Doing original research on data is hard: it’s the core of scientific analysis, and that’s why academics have to go through peer-review to get their figures, methods and approaches double-checked. Journalism is meant to be about transparency, and so should hold itself to this standard – at the very least.
This standard is especially true for data-driven journalism, but, sadly, it’s not always lived up to: Nate Silver (for understandable reasons) won’t release how his model works, while FivethirtyEight hasn’t released the figures or work behind some of their most high-profile articles.

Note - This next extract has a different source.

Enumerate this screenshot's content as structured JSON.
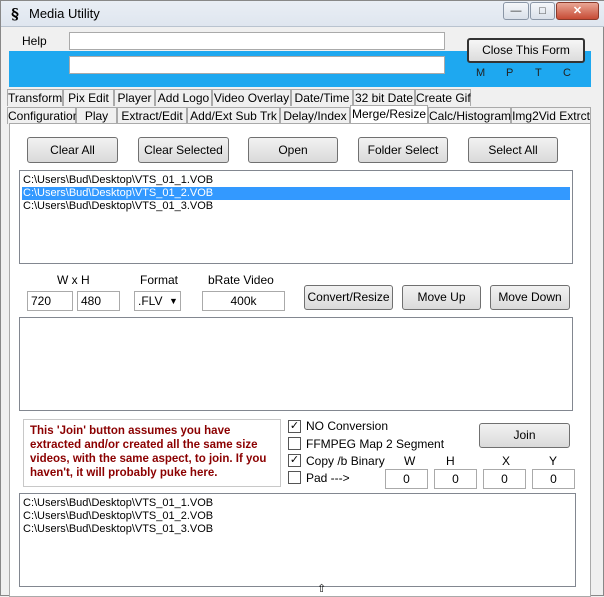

That’s a shame, and a missed opportunity: sharing this stuff is good, accountable journalism, and gives the world a chance to find more stories or angles that a writer might have missed.
Counter-intuitively, old media is doing better at this than the startups: The Upshot has released the code driving its forecasting model, as well as the data on its launch inequality article. And the Guardian has at least tried to release the raw data behind its data-driven journalism since our Datablog launched five years ago.
Ball may have contributed to some category confusion by including Vox in his analysis of this new crop of data journalism startups, and he’s not alone: Mathew Ingram also groups Vox together with The Upshot and 538 in his post on “explanatory journalism.”
Both could certainly be forgiven, given Leonhardt’s introduction expressed a goal to help readers understand and Nate Silver’s explicit focus upon explanation as a component of his approach to data-driven journalism. The waters about what to call the product of these startups is are considerably muddied at this point.
Hopefully, over time, those semantic waters clarify and reveal accurate, truthful and trustworthy journalism. Whatever we call them, there’s plenty of room for all of these new entrants to thrive, if they inform the public and build audiences.
“I think all of these sites are going to succeed,” said Leonhardt, in an interview with Capital New York. “There is much more demand for this kind of journalism right now than there is supply.”
In an interview with Digiday, Leonhardt futher emphasized this view:
“I don’t think this is about a competition between these sites to see which will emerge victorious,” he said. “There is more than enough room for any site that is providing journalism of this kind to succeed. Given there’s a hunger for conversational journalism and database journalism, as long you’re giving people reporting that’s good, you’re going to succeed.”